Brewer argues that the inference of voluntariness created by Rule 9.1 is unconstitutional.1 We disagree. A waiver is an intentional relinquishment or abandonment of a known right or privilege. Johnson v. Zerbst, 304 U.S. 458, 464, 58 S.Ct. 1019, 1023, 82 L.Ed. 1461 (1938). Rule 9.1 provides for voluntary waiver because it requires the defendant to have notice of his trial date. The rule provides for a knowing and intelligent waiver because the defendant must have been told of his right to be present and warned that the trial would proceed in his absence. It requires that the defendant be made aware of his right to attend and the adverse consequences that would follow should he fail to do so before the inference of voluntariness would attach. We hold that the rule comports with the requirements of a waiver of the defendant's constitutional rights provided that the defendant is afforded a hearing to determine whether his absence was, in fact, voluntary.
Rule 9.1 was complied with in this case, and Brewer was afforded just such a hearing once he was apprehended. He stood in open court and was asked to explain his absence. The court rejected his feeble explanation, and found that his absence was voluntary and that, therefore, he had waived his right to be present at his trial and sentencing. This finding of voluntariness, which is supported by the record, convinces us that the district court erred in granting this petition for habeas relief.
As we emphasized in Fritchie v. McCarthy, 664 F.2d 208 (CA9, 1981), the federal courts are granted only a limited scope of review under the habeas statute, 28 U.S.C. § 2254. Under § 2254(d), a state factual determination rendered after a hearing on the merits is to be presumed correct unless the petitioner establishes at least one of eight specifically enumerated factors is present. If, as here, none of these factors exist, the burden is then on the petitioner to establish, by convincing evidence, that the factual determination of the state court was erroneous. This presumption is a clear congressional mandate, which finds its origin in basic interests of federalism. Sumner v. Mata, 449 U.S. 539, 547, 101 S.Ct. 764, 769, 66 L.Ed.2d 722 (1981).

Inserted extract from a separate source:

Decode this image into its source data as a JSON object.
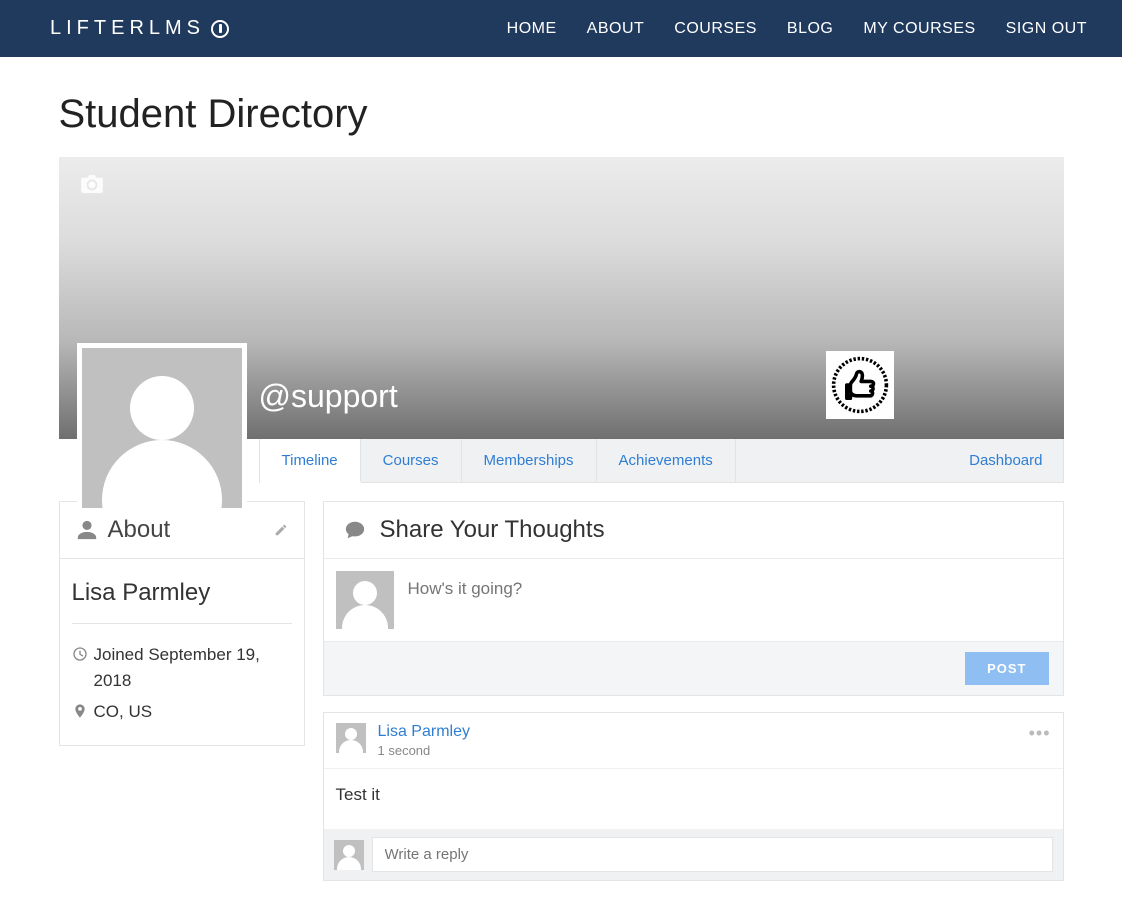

The finding of voluntary absence, and, therefore, the existence of a waiver of the right to be present, is basically a question of fact. Tacon v. Arizona, 410 U.S. 351, 352, 93 S.Ct. 998, 999, 35 L.Ed.2d 346 (1973). Accordingly, the state court's determination that Brewer's absence was voluntary had to be presumed correct under § 2254(d). Our review of the record and examination of the state court's determination of voluntary absence discloses nothing that would be sufficient to overcome this presumption.
We hold that since his absence was voluntary, Brewer waived his right to be present at his trial and sentencing. He is not entitled to habeas relief, for he is not "in custody in violation of the Constitution or laws ... of the United States." 28 U.S.C. § 2254(a).
The order of the district court granting relief is vacated and the case is remanded with instructions to dismiss the petition.
The constitutionality of the similar predecessor to current Rule 9.1 was upheld by the Arizona Supreme Court in State v. Tacon, 107 Ariz. 353, 488 P.2d 973 (Ariz.1971), cert. granted, 407 U.S. 909, 92 S.Ct. 2446, 32 L.Ed.2d 682 (1972), cert. dismissed as improvidently granted, 410 U.S. 351, 93 S.Ct. 998, 35 L.Ed.2d 346 (1973)